When Cao looked through the safety record of the above mentioned 20 trials, she noted patients taking herbs before or during IVF suffered no higher rates of miscarriage or OHSS than those who did not take herbs.
Finally, patients must be extremely careful taking herbs from an unvetted source. Many experts feel there is little-to-no regulation to ensure herbs given to patients have been properly grown or processed. We suggest relying upon your acupuncturist and doctor for guidance.
There is a spectrum of herbs acupuncturists can prescribe and the reality is we see a lot of trial and error in the process. All the same, below are four herbs that are frequently used. While many have a plausible case to be helpful, almost none have hard data that demonstrates they improve live birth rates in humans. We believe this is a result of omission (nobody has studied this thoroughly) rather than commission (the studies were done and turned out negative).
Vitex is a popular herb for balancing the menstrual cycle and resolving PMS. It likely acts on the pituitary gland in the brain, increasing the strength of the Luteinizing Hormone (LH) surge, which triggers ovulation. This in turn can strengthen ovulation and progesterone production in the luteal phase (when your ovaries have released the eggs and the endomtrium prepares to receive an embryo). It has also been shown to decrease abnormally high prolactin, thus improving hormone balance and ovarian function. This herb helps women with ovulation problems and women with luteal phase defect who have a short luteal phase or low progesterone production.
Maca has been used as a libido and fertility enhancing medicinal. It is indigenous to the Peruvian Andes and is a tuber (like a turnip). It acts as an adaptogen, helping the body cope during times of increased stress, but it may also affect androgens (testosterone) in both men and women. It is unclear if it affects actual levels of testosterone or just the receptor, but it has been shown in one very small study in males to improve semen parameters. Unfortunately, our only confirmatory data in females is limited to mice. In light of the effects on testosterone activity, however, this supplement may not be helpful for women with PCOS, which often is associated with elevated male sex hormones, like testosterone.
Cinnamon may improve fertility in both men and women. In Chinese medicine, cinnamon bark (the spice) is used to warm the interior and nourish yang energy, which must be abundant for fertility. Our best data on the effect of cinnamon in males is encouraging (improvement in semen parameters) but is too early (in mice) to offer reassurance. Studies have also demonstrated that cinnamon affects blood sugar balance and the insulin response, so it may be helpful for metabolic syndrome and women with PCOS as well.

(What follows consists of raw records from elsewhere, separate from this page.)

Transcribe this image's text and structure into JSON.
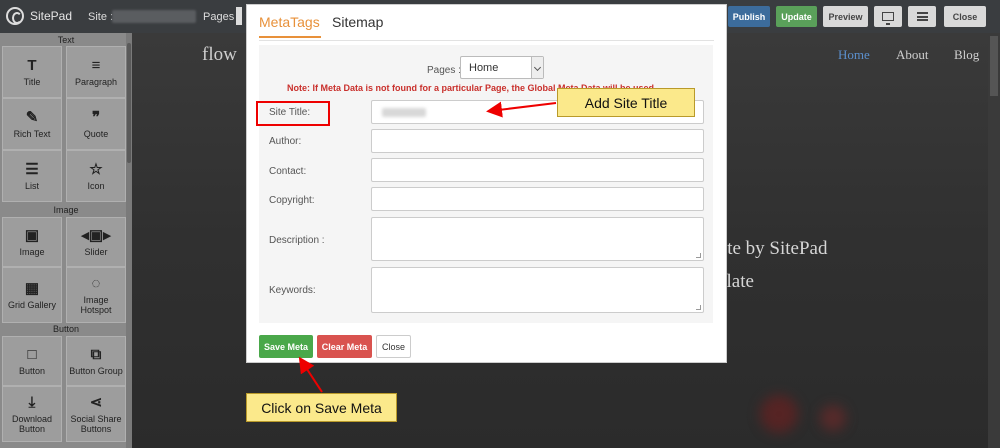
{
  "editor": {
    "brand": "SitePad",
    "site_label": "Site :",
    "pages_label": "Pages :",
    "buttons": {
      "publish": "Publish",
      "update": "Update",
      "preview": "Preview",
      "close": "Close"
    },
    "icons": {
      "device": "monitor-icon",
      "menu": "hamburger-icon"
    }
  },
  "sidebar": {
    "sections": {
      "text": "Text",
      "image": "Image",
      "button": "Button"
    },
    "items": [
      {
        "label": "Title",
        "icon": "T"
      },
      {
        "label": "Paragraph",
        "icon": "≡"
      },
      {
        "label": "Rich Text",
        "icon": "✎"
      },
      {
        "label": "Quote",
        "icon": "❞"
      },
      {
        "label": "List",
        "icon": "☰"
      },
      {
        "label": "Icon",
        "icon": "☆"
      },
      {
        "label": "Image",
        "icon": "▣"
      },
      {
        "label": "Slider",
        "icon": "◂▣▸"
      },
      {
        "label": "Grid Gallery",
        "icon": "▦"
      },
      {
        "label": "Image Hotspot",
        "icon": "◌"
      },
      {
        "label": "Button",
        "icon": "□"
      },
      {
        "label": "Button Group",
        "icon": "⧉"
      },
      {
        "label": "Download Button",
        "icon": "⤓"
      },
      {
        "label": "Social Share Buttons",
        "icon": "⋖"
      }
    ]
  },
  "site": {
    "logo_text": "flow",
    "nav": {
      "home": "Home",
      "about": "About",
      "blog": "Blog"
    },
    "hero_line1": "plate by SitePad",
    "hero_line2": "plate"
  },
  "modal": {
    "tabs": {
      "metatags": "MetaTags",
      "sitemap": "Sitemap"
    },
    "pages_label": "Pages :",
    "pages_selected": "Home",
    "note": "Note: If Meta Data is not found for a particular Page, the Global Meta Data will be used.",
    "fields": {
      "site_title": "Site Title:",
      "author": "Author:",
      "contact": "Contact:",
      "copyright": "Copyright:",
      "description": "Description :",
      "keywords": "Keywords:"
    },
    "buttons": {
      "save": "Save Meta",
      "clear": "Clear Meta",
      "close": "Close"
    }
  },
  "callouts": {
    "site_title": "Add Site Title",
    "save_meta": "Click on Save Meta"
  },
  "colors": {
    "accent": "#e8913a",
    "save": "#4aa84a",
    "clear": "#d9534f",
    "note": "#c9302c",
    "highlight": "#ee0000",
    "callout": "#fbe98b"
  }
}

Tribulus may be helpful for both male and female fertility. In women with irregular ovulation, especially due to PCOS, tribulus may help normalize the cycle and create predictable ovulation. One study showed it also increased conception rates (when both partners took it) in couples that had high levels of anti-sperm antibodies. That same study saw an improvement in the male’s sperm parameters, including motility, concentration, and volume.
While the data on herbal impact on success rates is encouraging, interpret it with caution.
Let your reproductive endocrinologist know if you are taking herbs. They may have concerns about its interaction with injectable hormones.
Let your acupuncturist know when and if you have begun injectible hormones.
Only take herbs provided to you by a trusted or vetted source. There is no regulatory oversight to ensure herbs have been safely processed.
Ensure your acupuncturist has the proper credentialing to prescribe herbs.